The U.S. Preventive Services Task Force (USPSTF) does not recommend screening for chronic obstructive pulmonary disease (COPD) in persons who do not have symptoms suggestive of COPD. The report appears in JAMA.
This is a D recommendation, indicating that there is moderate or high certainty that screening has no net benefit or that the harms outweigh the benefits.
About 14 percent of U.S. adults age 40 to 79 years have COPD, and it is the third leading cause of death in the U.S. Persons with severe COPD are often unable to participate in normal physical activity due to deterioration of lung function. To update its 2008 recommendation, the USPSTF reviewed the evidence on whether screening for COPD in asymptomatic adults (those who do not recognize or report respiratory symptoms) improves health outcomes. The USPSTF reviewed the diagnostic accuracy of screening tools (including prescreening questionnaires and spirometry [a test of the air capacity of the lungs]); whether screening for COPD improves the delivery and uptake of targeted preventive services, such as smoking cessation or relevant immunizations; and the possible harms of screening for and treatment of mild to moderate COPD.

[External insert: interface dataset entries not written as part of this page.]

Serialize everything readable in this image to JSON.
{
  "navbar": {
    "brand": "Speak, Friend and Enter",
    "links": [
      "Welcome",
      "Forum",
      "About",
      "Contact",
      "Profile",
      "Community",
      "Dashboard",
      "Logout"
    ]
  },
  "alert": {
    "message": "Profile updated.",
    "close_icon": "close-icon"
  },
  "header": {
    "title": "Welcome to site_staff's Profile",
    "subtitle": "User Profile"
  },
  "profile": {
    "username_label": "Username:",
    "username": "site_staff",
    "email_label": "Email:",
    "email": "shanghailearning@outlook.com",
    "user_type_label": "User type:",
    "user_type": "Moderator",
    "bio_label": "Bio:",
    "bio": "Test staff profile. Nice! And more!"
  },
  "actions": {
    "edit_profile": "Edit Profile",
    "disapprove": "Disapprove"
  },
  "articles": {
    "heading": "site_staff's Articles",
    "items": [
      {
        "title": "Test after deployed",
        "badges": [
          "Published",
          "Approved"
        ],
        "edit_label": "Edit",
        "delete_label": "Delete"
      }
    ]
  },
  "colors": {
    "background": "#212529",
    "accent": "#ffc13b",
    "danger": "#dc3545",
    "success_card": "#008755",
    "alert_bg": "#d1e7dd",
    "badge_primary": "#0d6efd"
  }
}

The USPSTF is an independent, volunteer panel of experts that makes recommendations about the effectiveness of specific preventive care services such as screenings, counseling services, and preventive medications.
Chronic obstructive pulmonary disease is defined as airflow limitation that is not fully reversible. It is a disease associated with an abnormal inflammatory response of the lung to harmful particles or gases. Diagnosis is based on postbronchodilator (a type of medication given to open up the lung's air passages) spirometry, which detects fixed airway obstruction. Persons with COPD often, but not always, have symptoms such as dyspnea (difficulty breathing or shortness of breath), chronic cough, and chronic sputum production. Patients often have a history of exposure to risk factors such as cigarette smoke or heating fuels or occupational exposure to dusts or chemicals. Although postbronchodilator spirometry is required to make a definitive diagnosis, prescreening questionnaires can elicit current symptoms and previous exposures to harmful particles or gases.
Benefits of Detection and Early Treatment
The USPSTF found inadequate evidence that screening for COPD in asymptomatic persons using questionnaires or spirometry improves health outcomes.
Harms of Detection and Early Treatment
The USPSTF found inadequate evidence on the harms of screening. However, given the lack of benefit of early detection and treatment, the opportunity cost associated with screening asymptomatic persons may be large. The amount of time and effort required to screen for COPD in asymptomatic persons (using screening spirometry with or without prescreening questionnaires) is not trivial.
Similar to 2008, the USPSTF did not find evidence that screening for COPD in asymptomatic persons improves health-related quality of life, morbidity, or mortality. The USPSTF determined that early detection of COPD, before the development of symptoms, does not alter the course of the disease or improve patient outcomes. The USPSTF concludes with moderate certainty that screening for COPD in asymptomatic persons has no net benefit.